How To Set Smart Goals
“The person who makes a success of living is the one who sees his goal steadily and aims for it unswervingly. That is dedication.”
-Cecil B. DeMille
If you have had any success at all in business, you’re probably no stranger to goal setting. In order to get anywhere in life, we must have a vision of where we want to be. So we must take the time to think about exactly what it is we want to do rather than just jumping at any opportunity that comes our way.
Some entrepreneurs become entrepreneurs because they want to make a living doing something specific. Maybe they’ve always dreamed of owning a clothing boutique or running a landscaping business. They have a fairly easy time setting goals when they’re starting out. For those who want to be their own boss but have a less concrete idea of what they want to do, it’s a little more difficult. But they too learn that having goals is crucial to initial success.
Still, many entrepreneurs do not have a good handle on goal setting. Once they set their initial goal of running a certain type of business, they may quit setting goals. This is detrimental to their success, because they no longer have anything to work toward. They’re just staying afloat. Staying afloat is better than sinking, but wouldn’t it be even better to move forward?
The act of setting goals doesn’t guarantee success. But when done properly, it does provide a tangible target to work toward. Here are some tips for setting goals that are challenging yet attainable and effective.

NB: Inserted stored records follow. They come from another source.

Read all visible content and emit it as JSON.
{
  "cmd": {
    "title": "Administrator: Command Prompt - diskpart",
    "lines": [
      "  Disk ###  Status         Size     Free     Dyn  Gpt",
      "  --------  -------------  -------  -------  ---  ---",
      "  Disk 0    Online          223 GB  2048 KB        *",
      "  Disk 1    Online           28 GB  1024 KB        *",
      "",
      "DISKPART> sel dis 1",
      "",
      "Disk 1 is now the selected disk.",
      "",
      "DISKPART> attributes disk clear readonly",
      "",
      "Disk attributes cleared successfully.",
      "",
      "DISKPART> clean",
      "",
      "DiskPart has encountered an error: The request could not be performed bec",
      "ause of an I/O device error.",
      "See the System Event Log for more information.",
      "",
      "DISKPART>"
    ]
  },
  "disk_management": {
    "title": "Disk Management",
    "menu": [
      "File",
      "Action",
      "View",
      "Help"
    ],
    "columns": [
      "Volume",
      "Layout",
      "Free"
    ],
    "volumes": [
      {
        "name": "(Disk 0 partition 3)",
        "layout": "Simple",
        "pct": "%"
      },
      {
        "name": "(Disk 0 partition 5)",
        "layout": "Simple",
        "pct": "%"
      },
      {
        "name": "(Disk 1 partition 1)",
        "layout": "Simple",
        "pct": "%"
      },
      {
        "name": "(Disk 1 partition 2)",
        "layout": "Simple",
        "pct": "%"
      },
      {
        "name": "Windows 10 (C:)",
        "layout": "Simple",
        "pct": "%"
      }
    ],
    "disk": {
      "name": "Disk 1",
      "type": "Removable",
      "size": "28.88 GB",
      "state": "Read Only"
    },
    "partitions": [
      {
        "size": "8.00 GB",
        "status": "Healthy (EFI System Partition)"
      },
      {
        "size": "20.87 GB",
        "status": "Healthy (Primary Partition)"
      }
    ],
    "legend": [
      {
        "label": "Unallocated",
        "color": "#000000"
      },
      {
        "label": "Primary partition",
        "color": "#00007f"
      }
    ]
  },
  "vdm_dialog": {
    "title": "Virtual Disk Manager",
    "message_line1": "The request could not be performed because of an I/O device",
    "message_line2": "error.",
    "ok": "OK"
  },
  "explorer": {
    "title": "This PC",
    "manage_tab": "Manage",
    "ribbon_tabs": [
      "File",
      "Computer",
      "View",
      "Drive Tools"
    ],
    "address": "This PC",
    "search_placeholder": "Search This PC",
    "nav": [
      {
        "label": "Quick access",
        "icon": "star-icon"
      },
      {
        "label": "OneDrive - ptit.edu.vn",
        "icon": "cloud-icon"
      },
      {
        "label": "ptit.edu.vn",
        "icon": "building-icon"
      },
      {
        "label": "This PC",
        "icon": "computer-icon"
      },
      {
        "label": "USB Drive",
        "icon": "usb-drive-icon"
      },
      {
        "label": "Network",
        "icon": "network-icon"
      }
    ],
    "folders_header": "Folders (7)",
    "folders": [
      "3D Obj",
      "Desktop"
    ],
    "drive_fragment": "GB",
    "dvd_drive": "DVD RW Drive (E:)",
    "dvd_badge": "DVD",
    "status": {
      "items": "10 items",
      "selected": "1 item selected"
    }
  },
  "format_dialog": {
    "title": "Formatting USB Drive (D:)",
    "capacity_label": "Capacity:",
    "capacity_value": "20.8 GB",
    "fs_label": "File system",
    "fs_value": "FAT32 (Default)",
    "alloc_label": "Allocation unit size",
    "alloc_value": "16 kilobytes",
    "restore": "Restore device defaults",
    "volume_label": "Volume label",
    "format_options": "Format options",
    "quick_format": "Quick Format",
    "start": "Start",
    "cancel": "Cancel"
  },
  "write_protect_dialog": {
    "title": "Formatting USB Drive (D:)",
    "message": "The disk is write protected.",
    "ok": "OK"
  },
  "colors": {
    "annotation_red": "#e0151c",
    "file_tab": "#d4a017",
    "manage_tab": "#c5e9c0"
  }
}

Many of us have goals that are just too vague. Some business owners set goals such as:
• Stay profitable.
• Get more clients.
• Make more sales than last year.

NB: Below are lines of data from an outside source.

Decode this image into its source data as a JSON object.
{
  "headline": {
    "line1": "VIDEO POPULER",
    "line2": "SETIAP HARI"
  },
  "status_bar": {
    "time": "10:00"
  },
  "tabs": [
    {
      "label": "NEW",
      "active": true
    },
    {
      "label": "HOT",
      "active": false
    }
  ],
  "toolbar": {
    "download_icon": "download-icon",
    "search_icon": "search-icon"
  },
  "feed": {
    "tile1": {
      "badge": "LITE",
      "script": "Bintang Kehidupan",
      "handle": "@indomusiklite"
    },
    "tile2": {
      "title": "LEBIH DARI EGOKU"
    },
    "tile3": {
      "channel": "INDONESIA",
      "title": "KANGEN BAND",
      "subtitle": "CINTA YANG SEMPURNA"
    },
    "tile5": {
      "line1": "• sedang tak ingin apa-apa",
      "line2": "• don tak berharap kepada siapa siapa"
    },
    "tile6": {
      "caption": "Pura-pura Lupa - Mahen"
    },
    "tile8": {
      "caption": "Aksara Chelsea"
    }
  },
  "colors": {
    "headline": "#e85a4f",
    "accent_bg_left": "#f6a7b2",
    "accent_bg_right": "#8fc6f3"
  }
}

These goals are better than none at all, but they are entirely too general. If your goal is to stay profitable, you can accomplish that by making R1 in profits each year. But is that the kind of progress you really want to make?
Making more sales than last year is a little better. This at least gives you a semblance of a goal to work with, because you have your sales figures from last year. But again, if you make R1 more in sales than you did last year, you’ve achieved your goal. If you set the same goal next year, you can achieve it by making one more dollar in sales. You could eventually be operating at a loss because of inflation!
In order for goals to be the most effective, they must be concrete. Instead of setting a goal of increasing sales over last year, come up with a percentage or dollar figure to aim for. This will help motivate you and give you a benchmark against which to measure your achievements.
Set Time Limits
In order for a goal to be effective, it’s best to set a time limit for it. Do you want to achieve this goal in a year’s time, in ten years, or by next month?
Indefinite goals have a way of setting us up for procrastination. If we run across an obstacle in reaching them, we’re more inclined to put them off until a more convenient time. And quite often, we keep putting them off until we either lose hope or forget about them.
A goal with a time limit puts us under pressure. We may not like the sound of that, but it’s actually a good thing. If we set a goal that must be met in a certain time frame, we are more likely to work as hard as is necessary to achieve it by then. We may or may not make it, but we give it our best shot.
Break It Down
It’s important to have both short-term and long-term goals in business. The short-term goals give us smaller victories that keep us motivated, and the long-term goals ensure that we have something to continually work toward.
Each long-term goal should be broken down into smaller short-term goals. For example, you might want to make R1 million in sales this year. That’s a good goal, but if you don’t give it any further thought, it’s hard to keep progress on how you’re doing. So try working out how much you’ll need to sell each month. R1 million divided by 12 gives you a goal of R83,333 per month.
This technique can also help you determine whether or not a goal is attainable. For instance, if you’re a service provider, you might want to make R1 million this year. If you get paid R100 for each billable hour, you would need to work 10,000 hours this year, or about 192 hours a week. Since there are only 168 hours in a week (and you can’t work nearly that many), you’ll either have to find a way to make more per hour, get some passive income going, or revise your goal.
Put Your Goals in Writing
One thing that is very important when setting goals is writing them down. It sounds very basic, but you’d be surprised at how many people fail to do this.
If you set goals but don’t write them down, it’s harder to stick to them. They might be in the back of your mind at all times, but they’re not staring you in the face like they would if they were on paper. Writing your goals down in a conspicuous place forces you to revisit them from time to time, providing motivation and a sense of accountability.
In addition to writing down your goals themselves, try writing notes about your progress toward them. Whether it’s in a notebook or on a dry-erase board for everyone to see, it will help you evaluate your results. This will give you insight into what you might have done differently to achieve a better outcome and aid in future goal setting.
Goal Setting Is an Ongoing Process
“We find no real satisfaction or happiness in life without obstacles to conquer and goals to achieve.”
No matter what stage of business you’re in, goal setting is crucial to your success. It helps you channel your motivation and keep a forward-looking attitude.
When you reach a goal, it is certainly cause for celebration. But it’s also an occasion to work on new goals. By always having something to work toward, you can keep that momentum going.